However, state public health directives do not prohibit in-person protests as long as
(1) attendance is limited to 25% of the relevant area’s maximum occupancy, as defined by the relevant local permitting authority or other relevant authority, or a maximum of 100 attendees, whichever is lower, and
(2) physical distancing of six feet between persons or Updated 6/11/2020 9 groups of persons from different households is maintained at all times.
Failure to maintain adequate physical distancing may result in an order to disperse or other enforcement action. Face coverings are strongly recommended. Participants must maintain a physical distance of six feet from any uniformed peace officers and other public safety personnel present, unless otherwise directed, and follow all other requirements and directives imposed by local health officers and law enforcement, or other applicable authorities. This limitation on attendance will be reviewed at least once every 21 days, beginning May 25, 2020. This review will assess the impacts of these imposed limits on public health and provide further direction as part of a phased-in restoration of gatherings that implicate the First Amendment.
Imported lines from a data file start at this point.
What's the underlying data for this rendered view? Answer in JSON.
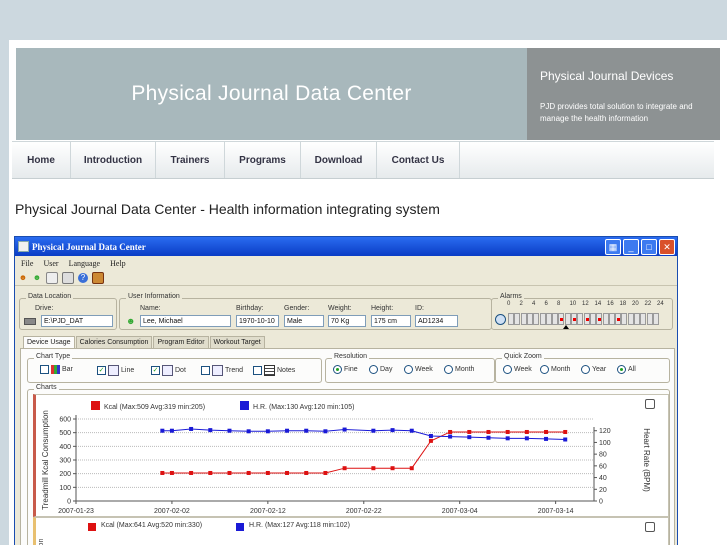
{
  "site": {
    "banner_title": "Physical Journal Data Center",
    "side_title": "Physical Journal Devices",
    "side_text": "PJD provides total solution to integrate and manage the health information",
    "nav": [
      "Home",
      "Introduction",
      "Trainers",
      "Programs",
      "Download",
      "Contact Us"
    ],
    "page_heading": "Physical Journal Data Center - Health information integrating system"
  },
  "app": {
    "title": "Physical Journal Data Center",
    "menu": [
      "File",
      "User",
      "Language",
      "Help"
    ],
    "data_location": {
      "legend": "Data Location",
      "drive_label": "Drive:",
      "drive_value": "E:\\PJD_DAT"
    },
    "user_info": {
      "legend": "User Information",
      "name_label": "Name:",
      "name_value": "Lee, Michael",
      "birthday_label": "Birthday:",
      "birthday_value": "1970-10-10",
      "gender_label": "Gender:",
      "gender_value": "Male",
      "weight_label": "Weight:",
      "weight_value": "70 Kg",
      "height_label": "Height:",
      "height_value": "175 cm",
      "id_label": "ID:",
      "id_value": "AD1234"
    },
    "alarms": {
      "legend": "Alarms",
      "hours": [
        "0",
        "2",
        "4",
        "6",
        "8",
        "10",
        "12",
        "14",
        "16",
        "18",
        "20",
        "22",
        "24"
      ],
      "active_slots": [
        8,
        10,
        12,
        14,
        17
      ]
    },
    "tabs": [
      "Device Usage",
      "Calories Consumption",
      "Program Editor",
      "Workout Target"
    ],
    "chart_type": {
      "legend": "Chart Type",
      "options": [
        {
          "label": "Bar",
          "checked": false
        },
        {
          "label": "Line",
          "checked": true
        },
        {
          "label": "Dot",
          "checked": true
        },
        {
          "label": "Trend",
          "checked": false
        },
        {
          "label": "Notes",
          "checked": false
        }
      ]
    },
    "resolution": {
      "legend": "Resolution",
      "options": [
        "Fine",
        "Day",
        "Week",
        "Month"
      ],
      "selected": "Fine"
    },
    "quick_zoom": {
      "legend": "Quick Zoom",
      "options": [
        "Week",
        "Month",
        "Year",
        "All"
      ],
      "selected": "All"
    },
    "charts_legend": "Charts"
  },
  "chart_data": [
    {
      "type": "line",
      "colors": {
        "kcal": "#dd1111",
        "hr": "#1a1ad6"
      },
      "left_label": "Treadmill Kcal Consumption",
      "right_label": "Heart Rate (BPM)",
      "kcal_legend": "Kcal (Max:509 Avg:319 min:205)",
      "hr_legend": "H.R. (Max:130 Avg:120 min:105)",
      "ylim_left": [
        0,
        600
      ],
      "yticks_left": [
        "600",
        "500",
        "400",
        "300",
        "200",
        "100",
        "0"
      ],
      "ylim_right": [
        0,
        140
      ],
      "yticks_right": [
        "120",
        "100",
        "80",
        "60",
        "40",
        "20",
        "0"
      ],
      "xlim": [
        "2007-01-23",
        "2007-03-18"
      ],
      "xticks": [
        "2007-01-23",
        "2007-02-02",
        "2007-02-12",
        "2007-02-22",
        "2007-03-04",
        "2007-03-14"
      ],
      "kcal_series": [
        {
          "x": "2007-02-01",
          "y": 205
        },
        {
          "x": "2007-02-02",
          "y": 205
        },
        {
          "x": "2007-02-04",
          "y": 205
        },
        {
          "x": "2007-02-06",
          "y": 205
        },
        {
          "x": "2007-02-08",
          "y": 205
        },
        {
          "x": "2007-02-10",
          "y": 205
        },
        {
          "x": "2007-02-12",
          "y": 205
        },
        {
          "x": "2007-02-14",
          "y": 205
        },
        {
          "x": "2007-02-16",
          "y": 205
        },
        {
          "x": "2007-02-18",
          "y": 205
        },
        {
          "x": "2007-02-20",
          "y": 240
        },
        {
          "x": "2007-02-23",
          "y": 240
        },
        {
          "x": "2007-02-25",
          "y": 240
        },
        {
          "x": "2007-02-27",
          "y": 240
        },
        {
          "x": "2007-03-01",
          "y": 440
        },
        {
          "x": "2007-03-03",
          "y": 505
        },
        {
          "x": "2007-03-05",
          "y": 505
        },
        {
          "x": "2007-03-07",
          "y": 505
        },
        {
          "x": "2007-03-09",
          "y": 505
        },
        {
          "x": "2007-03-11",
          "y": 505
        },
        {
          "x": "2007-03-13",
          "y": 505
        },
        {
          "x": "2007-03-15",
          "y": 505
        }
      ],
      "hr_series": [
        {
          "x": "2007-02-01",
          "y": 120
        },
        {
          "x": "2007-02-02",
          "y": 120
        },
        {
          "x": "2007-02-04",
          "y": 123
        },
        {
          "x": "2007-02-06",
          "y": 121
        },
        {
          "x": "2007-02-08",
          "y": 120
        },
        {
          "x": "2007-02-10",
          "y": 119
        },
        {
          "x": "2007-02-12",
          "y": 119
        },
        {
          "x": "2007-02-14",
          "y": 120
        },
        {
          "x": "2007-02-16",
          "y": 120
        },
        {
          "x": "2007-02-18",
          "y": 119
        },
        {
          "x": "2007-02-20",
          "y": 122
        },
        {
          "x": "2007-02-23",
          "y": 120
        },
        {
          "x": "2007-02-25",
          "y": 121
        },
        {
          "x": "2007-02-27",
          "y": 120
        },
        {
          "x": "2007-03-01",
          "y": 111
        },
        {
          "x": "2007-03-03",
          "y": 110
        },
        {
          "x": "2007-03-05",
          "y": 109
        },
        {
          "x": "2007-03-07",
          "y": 108
        },
        {
          "x": "2007-03-09",
          "y": 107
        },
        {
          "x": "2007-03-11",
          "y": 107
        },
        {
          "x": "2007-03-13",
          "y": 106
        },
        {
          "x": "2007-03-15",
          "y": 105
        }
      ]
    },
    {
      "type": "line",
      "left_label": "ion",
      "kcal_legend": "Kcal (Max:641 Avg:520 min:330)",
      "hr_legend": "H.R. (Max:127 Avg:118 min:102)"
    }
  ]
}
THE STATE SAYS MY BUSINESS NEEDS A COVID PREVENTION PLAN TO REOPEN. IS THAT REQUIRED?
Yes, most business are required to prepare a COVID prevention plan prior to re-opening. It must be posted on site and available to customers. The state’s guidance outlines what businesses need such plan and what should be in the plan. The plan does not need individual approval from local officials.
I’VE READ ALL THE RELEVANT GUIDANCE FOR MY TYPE OF BUSINESS BUT I STILL HAVE QUESTIONS ABOUT HOW TO DO THIS RIGHT.
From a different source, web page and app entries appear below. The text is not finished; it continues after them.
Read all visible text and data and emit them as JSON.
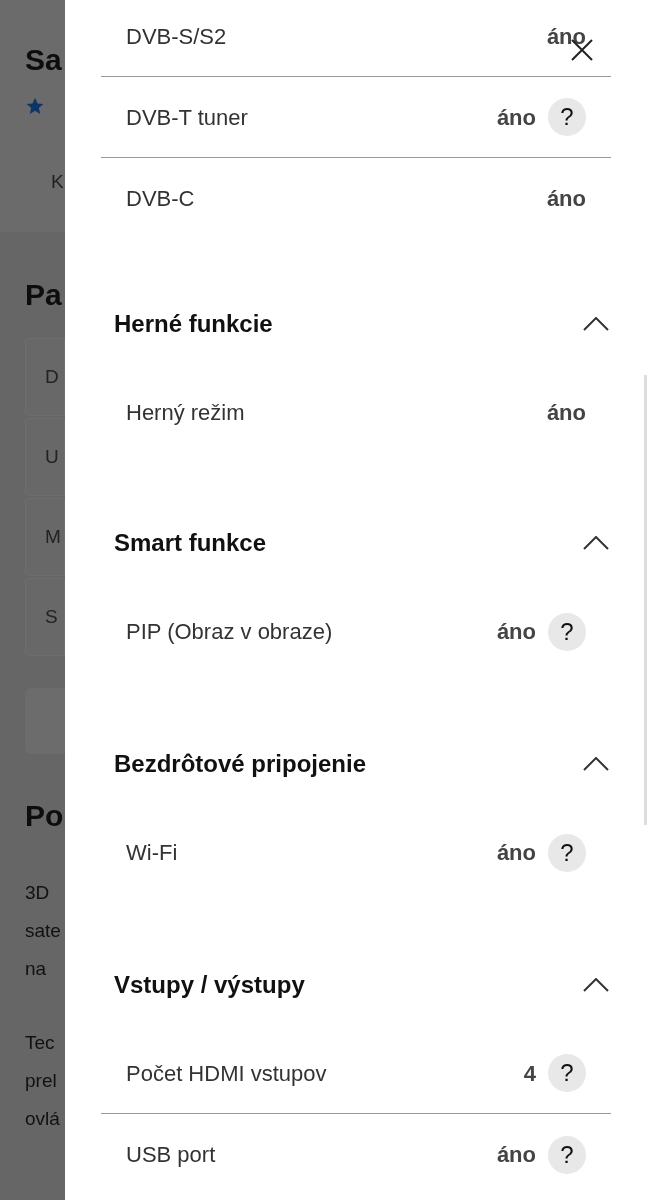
{
  "background_page": {
    "title": "Sa",
    "tab": "K",
    "section_title": "Pa",
    "cards": [
      "D",
      "U",
      "M",
      "S"
    ],
    "description_title": "Po",
    "paragraphs": [
      [
        "3D",
        "sate",
        "na"
      ],
      [
        "Tec",
        "prel",
        "ovlá"
      ]
    ]
  },
  "drawer": {
    "sections": [
      {
        "rows": [
          {
            "label": "DVB-S/S2",
            "value": "áno"
          },
          {
            "label": "DVB-T tuner",
            "value": "áno",
            "help": "?"
          },
          {
            "label": "DVB-C",
            "value": "áno"
          }
        ]
      },
      {
        "title": "Herné funkcie",
        "expanded": true,
        "rows": [
          {
            "label": "Herný režim",
            "value": "áno"
          }
        ]
      },
      {
        "title": "Smart funkce",
        "expanded": true,
        "rows": [
          {
            "label": "PIP (Obraz v obraze)",
            "value": "áno",
            "help": "?"
          }
        ]
      },
      {
        "title": "Bezdrôtové pripojenie",
        "expanded": true,
        "rows": [
          {
            "label": "Wi-Fi",
            "value": "áno",
            "help": "?"
          }
        ]
      },
      {
        "title": "Vstupy / výstupy",
        "expanded": true,
        "rows": [
          {
            "label": "Počet HDMI vstupov",
            "value": "4",
            "help": "?"
          },
          {
            "label": "USB port",
            "value": "áno",
            "help": "?"
          }
        ]
      }
    ]
  }
}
WHO CAN I ASK?
• If you have general questions about COVID-19, testing, or other general questions, you can call 211 (or 1-833-DIAL211) to talk to a local call agent who can help.
• If you have specific questions related to your business and the state guidance, and how to re-open a particular kind of business safely, you can email COVID19recovery@co.nevada.ca.us for assistance.
• If you need to lodge a complaint about a business that is not following the guidance or is open when it should not be, there is information here about how to submit a compliant.
Click here for Nevada County’s full FAQ list on reopening.